The old man remains silent as he pours the water onto the sandy ground. The water quickly disappears into the sand, leaving no trace behind. The young man contemplates what he has just witnessed and realizes, “Water has no shape of its own, but it can take on any shape.”
The wise old man then leads the young man to a corner outside the house. Pointing to a hole in the ground, he asks, “What do you see on the ground?”
The young man observes carefully and replies, “It’s a hole that was formed by drips from the roof.”
“Exactly,” the old man affirms. “To navigate the ever-changing world, you must be as pliable and adaptable as water. It allows you to stay close to any situation you find yourself in, and that’s the only way to truly understand what it has in store for you. Only then can you change your destiny.”
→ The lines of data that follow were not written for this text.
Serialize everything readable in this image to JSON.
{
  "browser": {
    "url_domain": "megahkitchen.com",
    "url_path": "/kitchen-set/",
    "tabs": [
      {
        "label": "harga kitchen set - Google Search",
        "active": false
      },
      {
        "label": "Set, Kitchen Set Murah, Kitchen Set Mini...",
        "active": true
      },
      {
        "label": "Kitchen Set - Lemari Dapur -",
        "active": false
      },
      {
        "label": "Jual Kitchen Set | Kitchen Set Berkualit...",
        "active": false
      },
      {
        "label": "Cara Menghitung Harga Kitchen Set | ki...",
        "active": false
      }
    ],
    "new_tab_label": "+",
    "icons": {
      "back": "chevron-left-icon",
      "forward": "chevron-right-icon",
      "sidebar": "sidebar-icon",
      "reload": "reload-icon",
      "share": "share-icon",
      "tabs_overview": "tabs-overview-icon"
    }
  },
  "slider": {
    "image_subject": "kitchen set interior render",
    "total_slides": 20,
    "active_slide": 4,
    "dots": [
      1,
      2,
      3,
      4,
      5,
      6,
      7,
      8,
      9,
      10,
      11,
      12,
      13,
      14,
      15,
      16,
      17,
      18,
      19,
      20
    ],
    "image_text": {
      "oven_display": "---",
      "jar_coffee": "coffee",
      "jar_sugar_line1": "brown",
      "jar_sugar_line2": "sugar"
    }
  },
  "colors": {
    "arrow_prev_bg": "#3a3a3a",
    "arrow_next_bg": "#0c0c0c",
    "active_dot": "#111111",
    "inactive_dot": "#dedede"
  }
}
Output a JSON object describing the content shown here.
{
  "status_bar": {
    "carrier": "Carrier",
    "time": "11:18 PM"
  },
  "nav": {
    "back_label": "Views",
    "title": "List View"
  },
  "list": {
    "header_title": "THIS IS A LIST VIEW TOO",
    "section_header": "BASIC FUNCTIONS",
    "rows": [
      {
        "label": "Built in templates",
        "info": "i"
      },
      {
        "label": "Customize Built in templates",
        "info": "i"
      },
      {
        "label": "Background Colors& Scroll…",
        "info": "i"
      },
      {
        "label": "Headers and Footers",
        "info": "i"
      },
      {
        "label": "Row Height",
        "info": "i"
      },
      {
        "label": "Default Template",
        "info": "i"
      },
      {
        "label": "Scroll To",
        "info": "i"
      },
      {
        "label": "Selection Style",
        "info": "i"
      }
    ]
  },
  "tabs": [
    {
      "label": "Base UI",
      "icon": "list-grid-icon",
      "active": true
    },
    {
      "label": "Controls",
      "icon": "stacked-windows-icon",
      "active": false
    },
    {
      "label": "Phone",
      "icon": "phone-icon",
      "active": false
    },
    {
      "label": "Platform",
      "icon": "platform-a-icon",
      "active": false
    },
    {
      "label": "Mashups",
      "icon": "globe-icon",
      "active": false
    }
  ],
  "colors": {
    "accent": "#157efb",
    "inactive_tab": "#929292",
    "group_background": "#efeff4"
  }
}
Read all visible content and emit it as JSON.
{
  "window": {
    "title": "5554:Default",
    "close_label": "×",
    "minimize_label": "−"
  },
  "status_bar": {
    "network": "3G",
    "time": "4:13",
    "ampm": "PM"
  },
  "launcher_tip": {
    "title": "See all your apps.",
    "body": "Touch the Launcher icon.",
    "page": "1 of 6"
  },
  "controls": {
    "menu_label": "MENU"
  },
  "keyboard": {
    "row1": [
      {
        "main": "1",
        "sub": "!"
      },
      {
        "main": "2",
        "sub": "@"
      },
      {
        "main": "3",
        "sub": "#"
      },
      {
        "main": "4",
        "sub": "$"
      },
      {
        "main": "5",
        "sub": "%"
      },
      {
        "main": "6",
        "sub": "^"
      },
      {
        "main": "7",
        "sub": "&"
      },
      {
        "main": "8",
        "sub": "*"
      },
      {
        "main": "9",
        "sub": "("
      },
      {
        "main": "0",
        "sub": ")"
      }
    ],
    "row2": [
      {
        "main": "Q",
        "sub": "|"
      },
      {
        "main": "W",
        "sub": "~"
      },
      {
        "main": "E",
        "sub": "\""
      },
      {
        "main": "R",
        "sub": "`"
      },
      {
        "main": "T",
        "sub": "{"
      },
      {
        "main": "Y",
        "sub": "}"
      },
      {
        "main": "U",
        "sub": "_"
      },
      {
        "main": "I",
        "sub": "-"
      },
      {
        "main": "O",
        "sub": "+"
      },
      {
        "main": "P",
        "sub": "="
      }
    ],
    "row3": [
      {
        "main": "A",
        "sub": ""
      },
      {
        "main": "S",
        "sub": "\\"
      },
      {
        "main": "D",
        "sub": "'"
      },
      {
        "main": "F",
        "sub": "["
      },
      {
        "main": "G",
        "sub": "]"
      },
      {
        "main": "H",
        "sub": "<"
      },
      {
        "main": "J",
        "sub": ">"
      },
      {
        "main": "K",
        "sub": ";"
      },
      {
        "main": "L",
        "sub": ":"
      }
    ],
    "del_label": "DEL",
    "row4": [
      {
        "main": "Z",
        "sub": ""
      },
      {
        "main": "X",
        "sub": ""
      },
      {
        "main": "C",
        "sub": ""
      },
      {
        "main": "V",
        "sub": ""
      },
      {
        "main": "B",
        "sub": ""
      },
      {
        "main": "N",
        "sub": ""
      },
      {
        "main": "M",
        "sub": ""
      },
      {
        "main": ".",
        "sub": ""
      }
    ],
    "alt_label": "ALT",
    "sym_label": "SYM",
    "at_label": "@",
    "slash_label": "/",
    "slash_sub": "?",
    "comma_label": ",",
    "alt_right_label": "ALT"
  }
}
It leads the young man to ponder further.
“If you can cultivate the persistence of water, nothing can stop you,” the wise old man remarks. “Water may be soft, but it can penetrate even the hardest of rocks. This is the Tao.”
The young man reflects on these words and realizes why he has been feeling stuck in his life. He has been unwilling to accept reality and participate fully in life. How can he change his life if he refuses to engage with it?
Thanks to the wise old man’s insights, the young man begins to see life in a new light. He learns to be like water, soft and yielding, able to take on any shape and stay close to reality. With focus and consistency, he becomes persistent like water, able to overcome obstacles and meet life’s challenges with courage.
Tao Te Ching Water Quotes
Like Lao Tzu says,
“The softest of all things drive the hardest of all things.
The non-substance penetrates the non-crevice.
Hence, I know the value of action without striving.
Teaching of non-words,
Benefits of non-actions,
Rarely are they outstripped in the universal.”